Instructions for the task => Your reply should be made up of every line in the records below that holds the string "title".

Provided records =>
====
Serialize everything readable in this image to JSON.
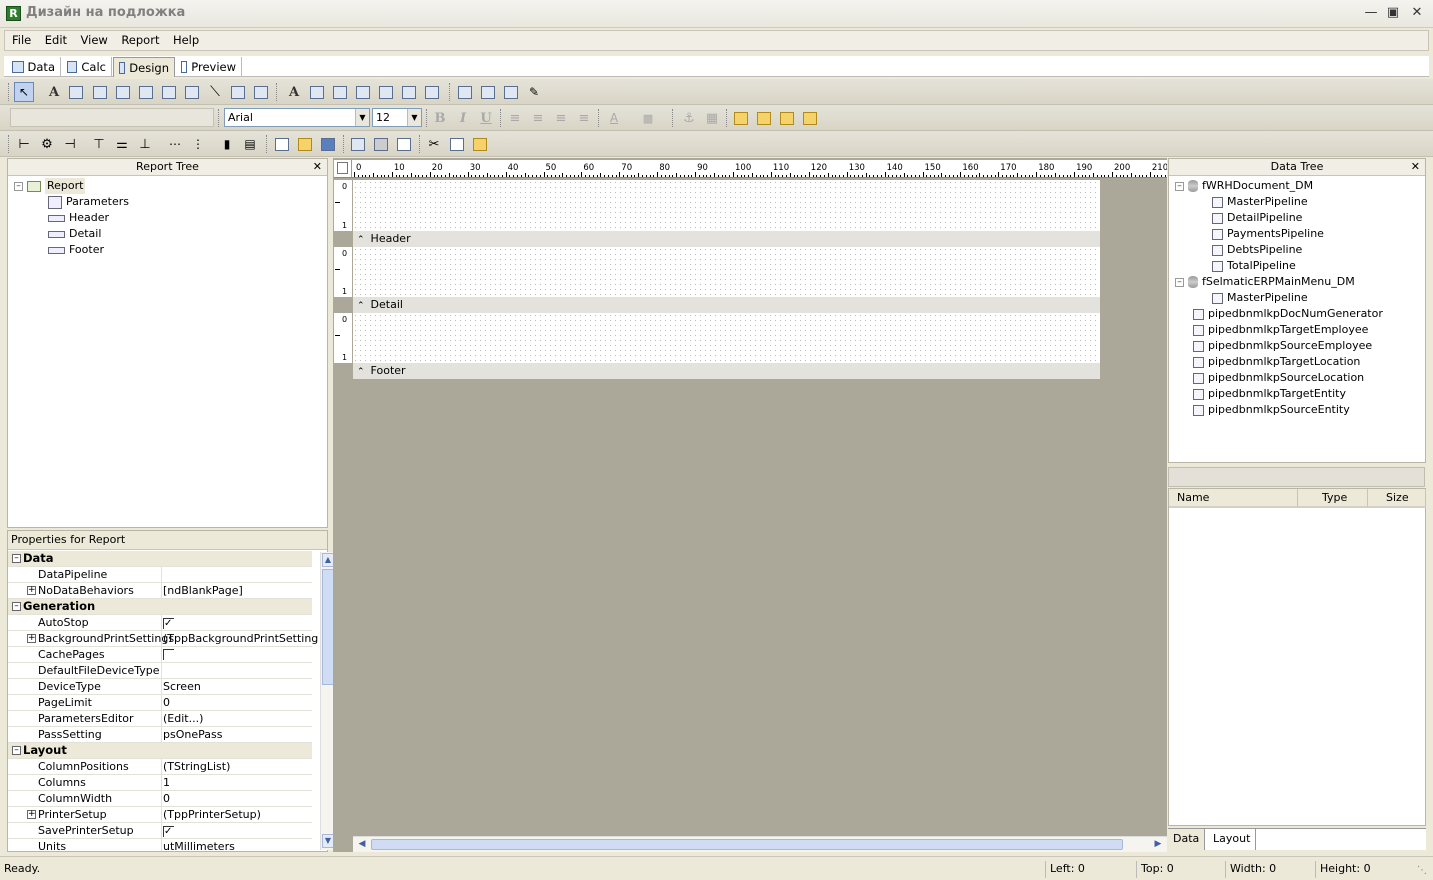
{
  "window": {
    "title": "Дизайн на подложка",
    "app_icon_letter": "R"
  },
  "menu": [
    "File",
    "Edit",
    "View",
    "Report",
    "Help"
  ],
  "page_tabs": [
    "Data",
    "Calc",
    "Design",
    "Preview"
  ],
  "active_tab": "Design",
  "format_toolbar": {
    "font_name": "Arial",
    "font_size": "12"
  },
  "report_tree": {
    "title": "Report Tree",
    "root": "Report",
    "children": [
      "Parameters",
      "Header",
      "Detail",
      "Footer"
    ]
  },
  "properties": {
    "title": "Properties for Report",
    "rows": [
      {
        "kind": "cat",
        "name": "Data"
      },
      {
        "name": "DataPipeline",
        "value": ""
      },
      {
        "name": "NoDataBehaviors",
        "value": "[ndBlankPage]",
        "expand": true
      },
      {
        "kind": "cat",
        "name": "Generation"
      },
      {
        "name": "AutoStop",
        "value": "",
        "check": true
      },
      {
        "name": "BackgroundPrintSettings",
        "value": "(TppBackgroundPrintSettings)",
        "expand": true
      },
      {
        "name": "CachePages",
        "value": "",
        "check": false
      },
      {
        "name": "DefaultFileDeviceType",
        "value": ""
      },
      {
        "name": "DeviceType",
        "value": "Screen"
      },
      {
        "name": "PageLimit",
        "value": "0"
      },
      {
        "name": "ParametersEditor",
        "value": "(Edit...)"
      },
      {
        "name": "PassSetting",
        "value": "psOnePass"
      },
      {
        "kind": "cat",
        "name": "Layout"
      },
      {
        "name": "ColumnPositions",
        "value": "(TStringList)"
      },
      {
        "name": "Columns",
        "value": "1"
      },
      {
        "name": "ColumnWidth",
        "value": "0"
      },
      {
        "name": "PrinterSetup",
        "value": "(TppPrinterSetup)",
        "expand": true
      },
      {
        "name": "SavePrinterSetup",
        "value": "",
        "check": true
      },
      {
        "name": "Units",
        "value": "utMillimeters"
      }
    ]
  },
  "ruler_labels": [
    "0",
    "10",
    "20",
    "30",
    "40",
    "50",
    "60",
    "70",
    "80",
    "90",
    "100",
    "110",
    "120",
    "130",
    "140",
    "150",
    "160",
    "170",
    "180",
    "190",
    "200",
    "210"
  ],
  "bands": [
    {
      "label": "Header",
      "ruler_top": "0",
      "ruler_bottom": "1"
    },
    {
      "label": "Detail",
      "ruler_top": "0",
      "ruler_bottom": "1"
    },
    {
      "label": "Footer",
      "ruler_top": "0",
      "ruler_bottom": "1"
    }
  ],
  "data_tree": {
    "title": "Data Tree",
    "groups": [
      {
        "name": "fWRHDocument_DM",
        "items": [
          "MasterPipeline",
          "DetailPipeline",
          "PaymentsPipeline",
          "DebtsPipeline",
          "TotalPipeline"
        ]
      },
      {
        "name": "fSelmaticERPMainMenu_DM",
        "items": [
          "MasterPipeline"
        ]
      }
    ],
    "loose_items": [
      "pipedbnmlkpDocNumGenerator",
      "pipedbnmlkpTargetEmployee",
      "pipedbnmlkpSourceEmployee",
      "pipedbnmlkpTargetLocation",
      "pipedbnmlkpSourceLocation",
      "pipedbnmlkpTargetEntity",
      "pipedbnmlkpSourceEntity"
    ]
  },
  "field_list": {
    "columns": [
      "Name",
      "Type",
      "Size"
    ]
  },
  "bottom_tabs": [
    "Data",
    "Layout"
  ],
  "status": {
    "text": "Ready.",
    "left": "Left: 0",
    "top": "Top: 0",
    "width": "Width: 0",
    "height": "Height: 0"
  }
}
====
Response to this exercise =>
    "title": "Дизайн на подложка",
    "title": "Report Tree",
    "title": "Properties for Report",
    "title": "Data Tree",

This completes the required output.